This Popular South Amerian caffeine infused drink is prepared from steeping dried leaves of a plant called Yerba mate in hot water. It is drunk from a special cup and metal ‘straw’ and passed around at social gatherings. It tastes like strong tea with a musty aftertaste – clearly an aquired taste for some of us!
It was so good having a second meal not realising how hungry we were. Needless to say we slept very well and were ready for an easy couple days for some time out.
Tuesday 14th January
With the sun lighting up the valley we sat having breakfast and joined Lucinda and Victor for mate. It was so great to meet these lovely people and we felt sad to say goodbye. We waved as we joined the road and cruised the 9 miles into town of Chaiten.
Chaiten had been hit by a volcano in May 2008. We had been told that for a tourist there wasn’t much to see there but that wasn’t the reason why we wanted to visit. We needed a break and with a town trying to get back on its feet, any income from passing tourists is always going to help. As we rode into town we noticed how one side was slowly being rebuilt with many new buildings and the other had the odd scattering of buildings with huge areas of ash piled up.
It was a real eye opener into what we all take for granted, the small things we complain about and here we are in a town that had been flattened by a volcano that had been inactive for nearly 10,000 years. Incredibly no-one was hurt as evacuation was started immediately. People are now slowly returning to the town to rebuild their lives but many have settled elsewhere. We got a real sense of determination and positivity from the local community.
As many of you know we support a charity called ShelterBox who respond by providing emergency shelter in situations such as this. Although they were not needed on this particular occasion, ShelterBox has helped thousands of people in desperate need of shelter in South America after volcanic eruptions and other natural disaters which unfortunately are not uncommon in this partof the world. If you want to read more about their work – please look at our ‘sponsor us’ page.
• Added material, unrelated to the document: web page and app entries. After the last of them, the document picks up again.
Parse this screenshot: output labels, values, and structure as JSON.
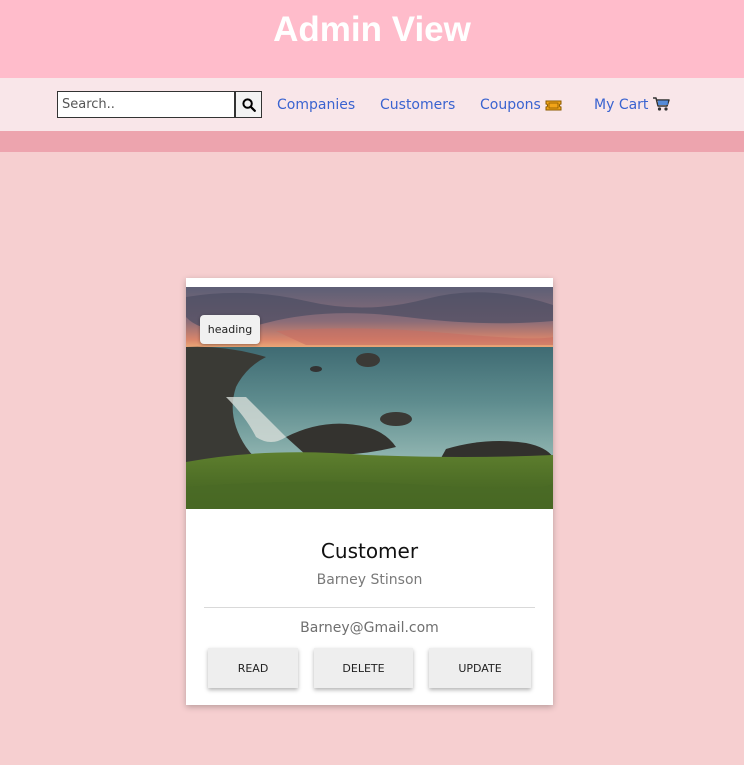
{
  "header": {
    "title": "Admin View"
  },
  "nav": {
    "search_placeholder": "Search..",
    "links": [
      {
        "label": "Companies"
      },
      {
        "label": "Customers"
      },
      {
        "label": "Coupons",
        "icon": "ticket-icon"
      },
      {
        "label": "My Cart",
        "icon": "shopping-cart-icon"
      }
    ]
  },
  "card": {
    "badge": "heading",
    "title": "Customer",
    "name": "Barney Stinson",
    "email": "Barney@Gmail.com",
    "buttons": {
      "read": "READ",
      "delete": "DELETE",
      "update": "UPDATE"
    }
  },
  "colors": {
    "header_bg": "#ffbccb",
    "nav_bg": "#f9e6e9",
    "stripe": "#eda4ae",
    "page_bg": "#f6cfd0",
    "link": "#3a63d0"
  }
}
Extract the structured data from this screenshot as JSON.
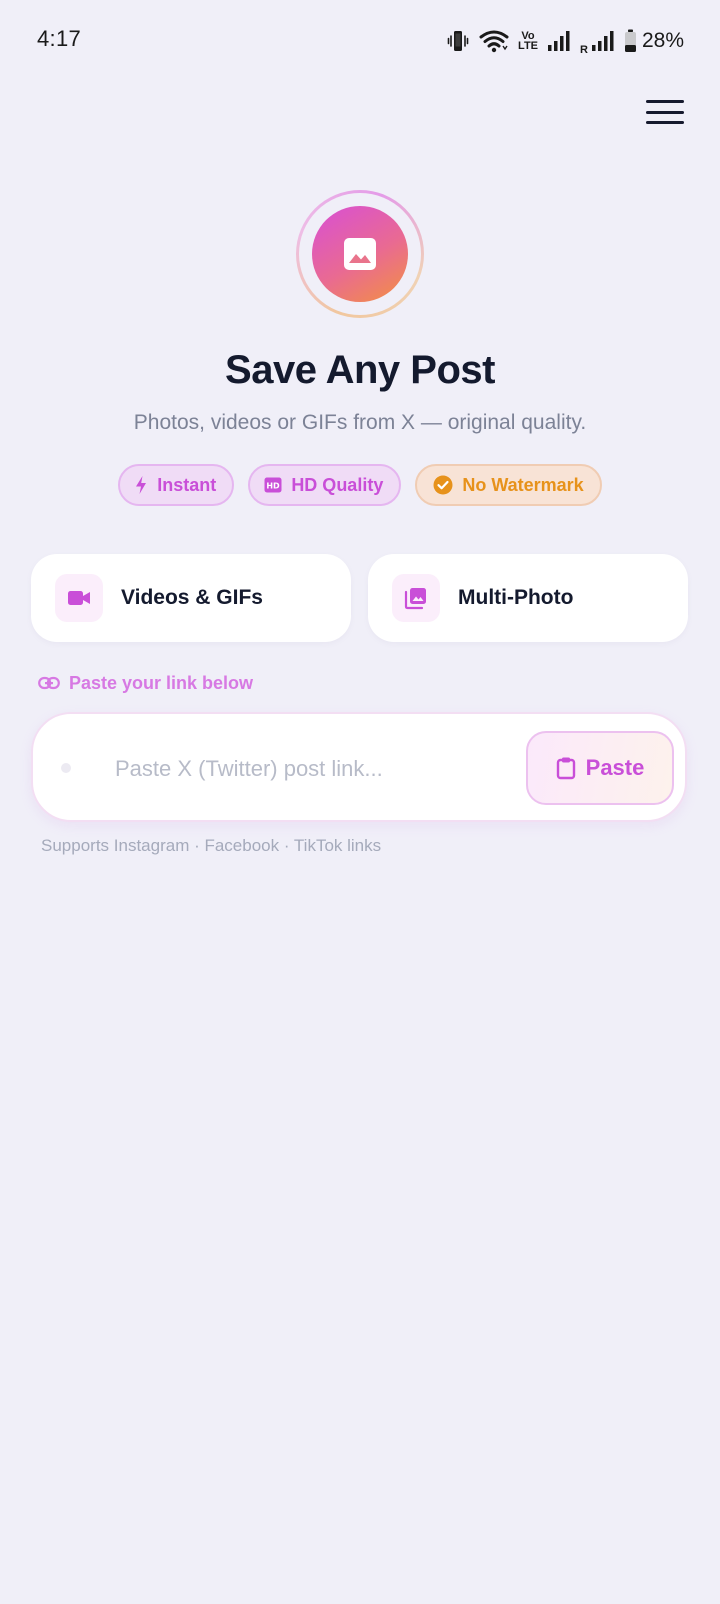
{
  "status_bar": {
    "time": "4:17",
    "volte_top": "Vo",
    "volte_bottom": "LTE",
    "roaming": "R",
    "battery": "28%",
    "icons": [
      "vibrate-icon",
      "wifi-icon",
      "volte-icon",
      "signal-icon",
      "signal-roaming-icon",
      "battery-icon"
    ]
  },
  "header": {
    "menu_icon": "hamburger-menu-icon"
  },
  "hero": {
    "logo_icon": "image-icon",
    "title": "Save Any Post",
    "subtitle": "Photos, videos or GIFs from X — original quality."
  },
  "badges": [
    {
      "label": "Instant",
      "icon": "bolt-icon"
    },
    {
      "label": "HD Quality",
      "icon": "hd-icon"
    },
    {
      "label": "No Watermark",
      "icon": "check-circle-icon"
    }
  ],
  "modes": [
    {
      "label": "Videos & GIFs",
      "icon": "videocam-icon"
    },
    {
      "label": "Multi-Photo",
      "icon": "photo-library-icon"
    }
  ],
  "input": {
    "hint": "Paste your link below",
    "hint_icon": "link-icon",
    "value": "",
    "placeholder": "Paste X (Twitter) post link...",
    "paste_label": "Paste",
    "paste_icon": "clipboard-icon",
    "supports": "Supports Instagram · Facebook · TikTok links"
  },
  "colors": {
    "background": "#f0eff8",
    "accent_pink": "#c94fd8",
    "accent_orange": "#e7921b",
    "title": "#141a2e",
    "muted": "#7c8296"
  }
}
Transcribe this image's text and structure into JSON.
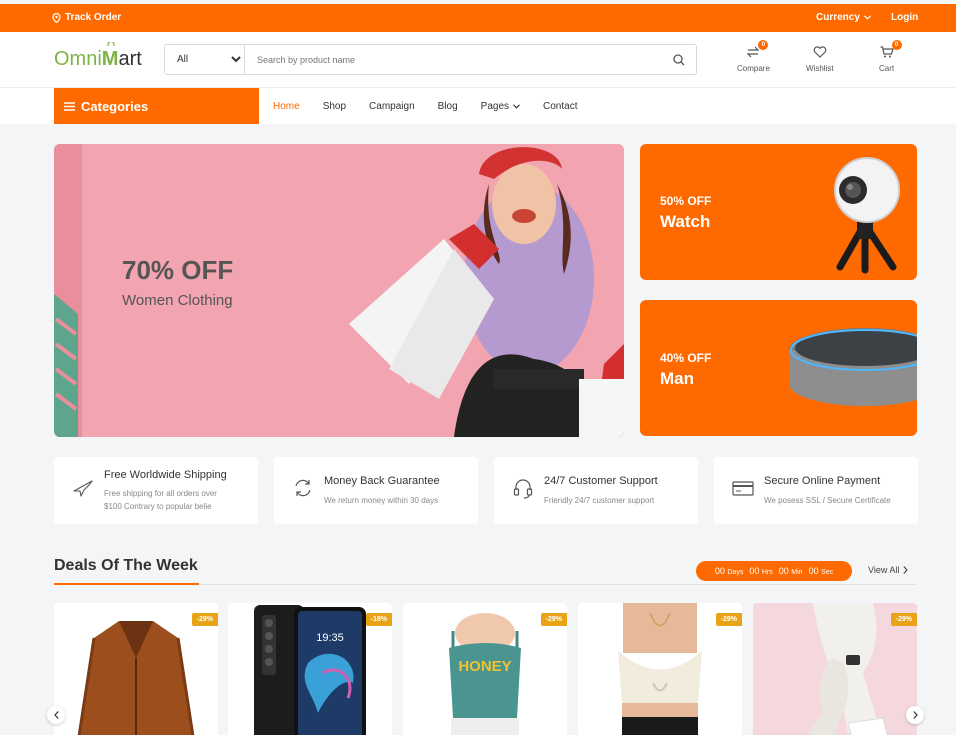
{
  "topbar": {
    "track_order": "Track Order",
    "currency": "Currency",
    "login": "Login"
  },
  "header": {
    "logo_prefix": "Omni",
    "logo_m": "M",
    "logo_suffix": "art",
    "category_select": "All",
    "search_placeholder": "Search by product name",
    "compare": {
      "label": "Compare",
      "count": "0"
    },
    "wishlist": {
      "label": "Wishlist"
    },
    "cart": {
      "label": "Cart",
      "count": "0"
    }
  },
  "nav": {
    "categories_label": "Categories",
    "items": [
      "Home",
      "Shop",
      "Campaign",
      "Blog",
      "Pages",
      "Contact"
    ]
  },
  "hero": {
    "discount": "70% OFF",
    "subtitle": "Women Clothing"
  },
  "promos": [
    {
      "off": "50% OFF",
      "name": "Watch"
    },
    {
      "off": "40% OFF",
      "name": "Man"
    }
  ],
  "features": [
    {
      "title": "Free Worldwide Shipping",
      "desc1": "Free shipping for all orders over",
      "desc2": "$100 Contrary to popular belie"
    },
    {
      "title": "Money Back Guarantee",
      "desc1": "We return money within 30 days"
    },
    {
      "title": "24/7 Customer Support",
      "desc1": "Friendly 24/7 customer support"
    },
    {
      "title": "Secure Online Payment",
      "desc1": "We posess SSL / Secure Certificate"
    }
  ],
  "deals": {
    "title": "Deals Of The Week",
    "timer": {
      "days": "00",
      "days_lbl": "Days",
      "hrs": "00",
      "hrs_lbl": "Hrs",
      "min": "00",
      "min_lbl": "Min",
      "sec": "00",
      "sec_lbl": "Sec"
    },
    "view_all": "View All",
    "products": [
      {
        "discount": "-29%"
      },
      {
        "discount": "-18%",
        "phone_time": "19:35"
      },
      {
        "discount": "-29%",
        "print": "HONEY"
      },
      {
        "discount": "-29%"
      },
      {
        "discount": "-29%"
      }
    ]
  },
  "colors": {
    "accent": "#ff6a00",
    "badge": "#e8a317",
    "logo_green": "#7cb342"
  }
}
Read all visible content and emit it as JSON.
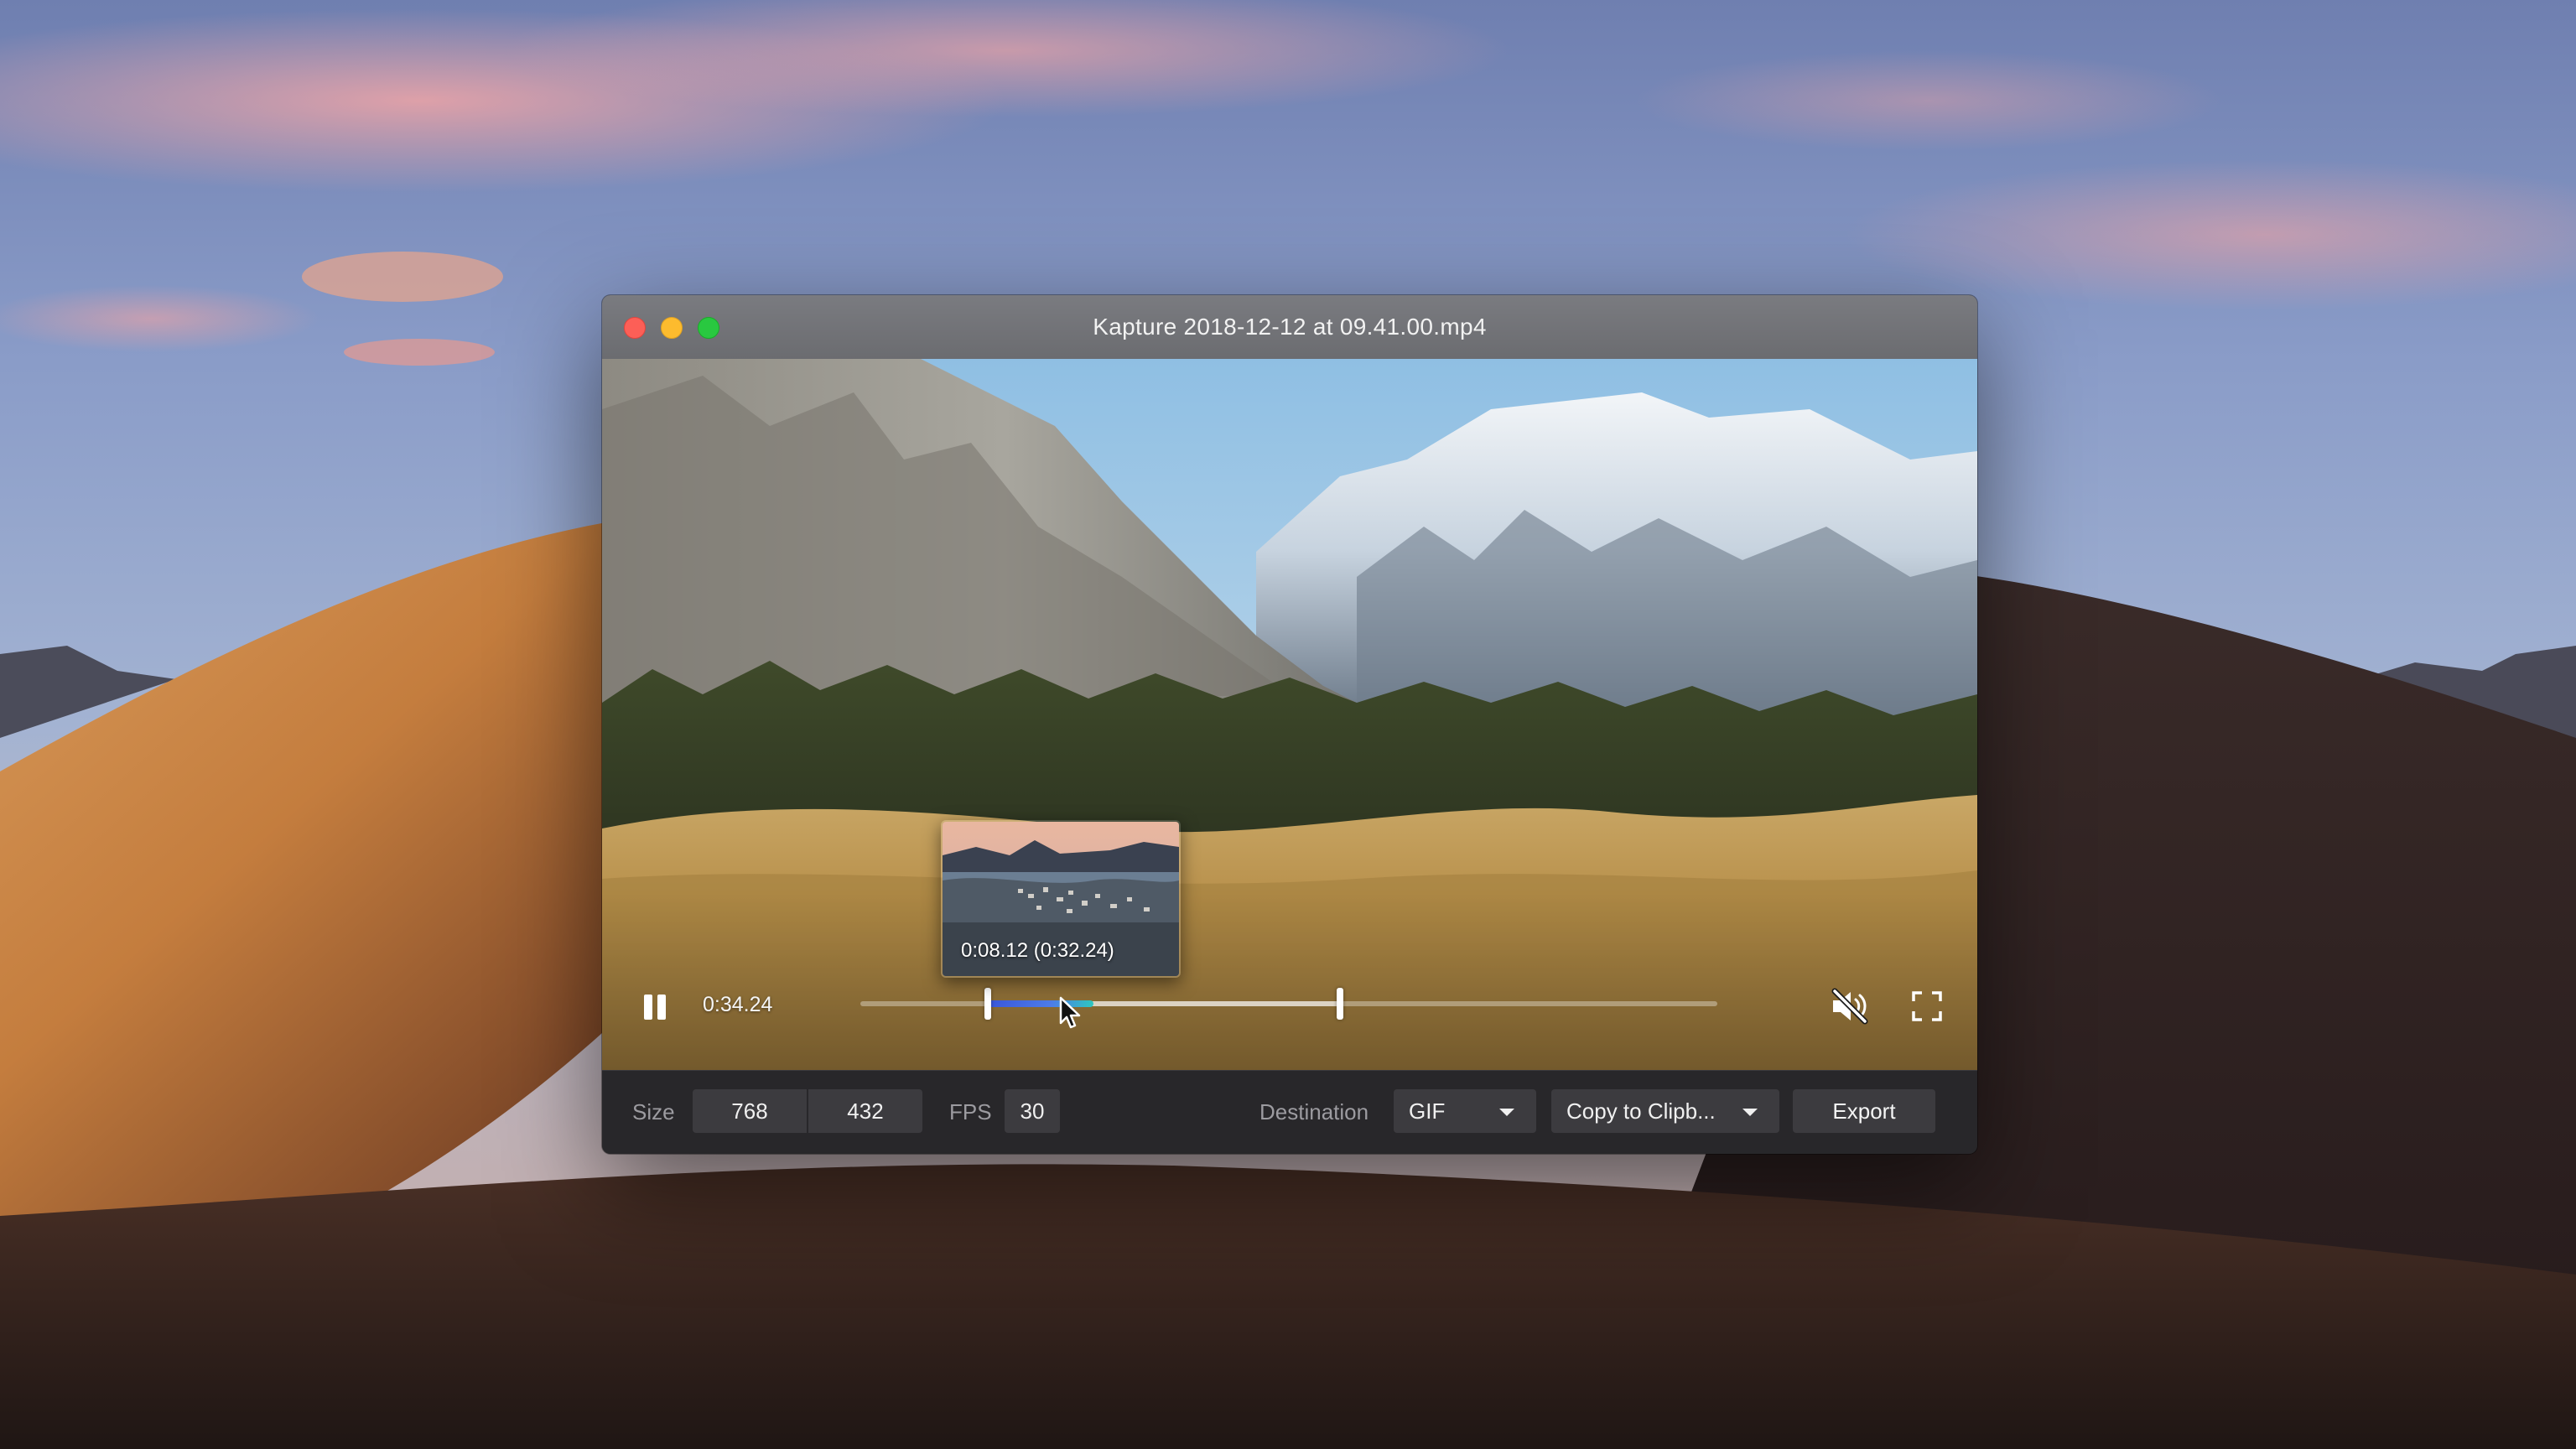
{
  "window": {
    "title": "Kapture 2018-12-12 at 09.41.00.mp4"
  },
  "player": {
    "current_time": "0:34.24",
    "preview_time": "0:08.12 (0:32.24)",
    "muted": true
  },
  "toolbar": {
    "size_label": "Size",
    "width_value": "768",
    "height_value": "432",
    "fps_label": "FPS",
    "fps_value": "30",
    "destination_label": "Destination",
    "format_value": "GIF",
    "destination_value": "Copy to Clipb...",
    "export_label": "Export"
  },
  "colors": {
    "accent_gradient_start": "#3a57d9",
    "accent_gradient_end": "#2fc7c1",
    "close": "#fc5f57",
    "minimize": "#fdbb2e",
    "maximize": "#29c840"
  },
  "icons": {
    "play_pause": "pause-icon",
    "mute": "speaker-muted-icon",
    "fullscreen": "fullscreen-icon"
  }
}
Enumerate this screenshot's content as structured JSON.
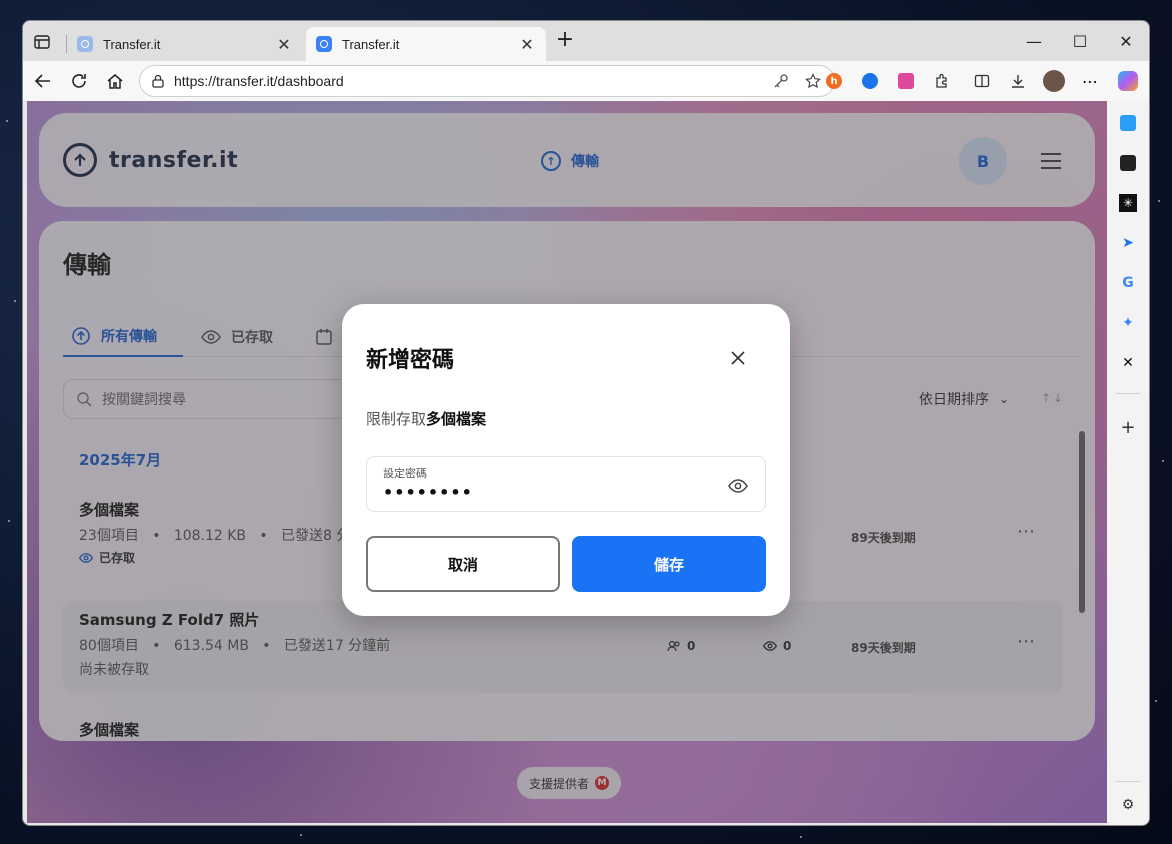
{
  "browser": {
    "tabs": [
      {
        "title": "Transfer.it",
        "active": false
      },
      {
        "title": "Transfer.it",
        "active": true
      }
    ],
    "url": "https://transfer.it/dashboard"
  },
  "header": {
    "logo_text": "transfer.it",
    "nav_transfer": "傳輸",
    "avatar_initial": "B"
  },
  "main": {
    "title": "傳輸",
    "tabs": [
      {
        "label": "所有傳輸",
        "active": true
      },
      {
        "label": "已存取",
        "active": false
      }
    ],
    "search_placeholder": "按關鍵詞搜尋",
    "sort_label": "依日期排序",
    "sort_direction": "↑↓",
    "month": "2025年7月",
    "rows": [
      {
        "name": "多個檔案",
        "items": "23個項目",
        "size": "108.12 KB",
        "sent": "已發送8 分鐘前",
        "status": "已存取",
        "expire": "89天後到期"
      },
      {
        "name": "Samsung Z Fold7 照片",
        "items": "80個項目",
        "size": "613.54 MB",
        "sent": "已發送17 分鐘前",
        "status": "尚未被存取",
        "recipients": "0",
        "views": "0",
        "expire": "89天後到期"
      },
      {
        "name": "多個檔案"
      }
    ],
    "sep": "•",
    "more": "⋯"
  },
  "support": {
    "label": "支援提供者",
    "badge": "M"
  },
  "modal": {
    "title": "新增密碼",
    "subtitle_prefix": "限制存取",
    "subtitle_bold": "多個檔案",
    "field_label": "設定密碼",
    "field_value": "••••••••",
    "cancel": "取消",
    "save": "儲存"
  },
  "colors": {
    "accent": "#1a73f5",
    "link": "#1e5fcf"
  }
}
After finding a supermarket we asked around for camping and soon found a nice hostel where we could camp in the garden. The owners were lovely and very hospitable and we soon had our tents pitched while the girls made their way to the supermarket for supplies. We spent the afternoon relaxing – Tim and Joe made an effort to inject more money into the local economy whilst satisfying their chocolate and biscuit habit.
As we were relaxing we could hear live music in the town so headed out to the square. It was brilliant and with music in our legs we walked down to the water front and played on the exercise machines working new muscles we didn’t know we had!
We found a bar and Joe and Lizzie treated us to our first pisco sour followed by a beer. It was just what we all needed.
Wednesday 15th January
We woke up to a day off 🙂 We treated ourselves to having our clothes washed in a machine at the small cost of £3 – it would save time which meant more time for eating chocolate. We wandered around the town and made the most of the free wifi in the town square.
We were heading north once again the following day towards the town of Puerto Montt which would be the end of the Carretera Austral.
Thanks for reading!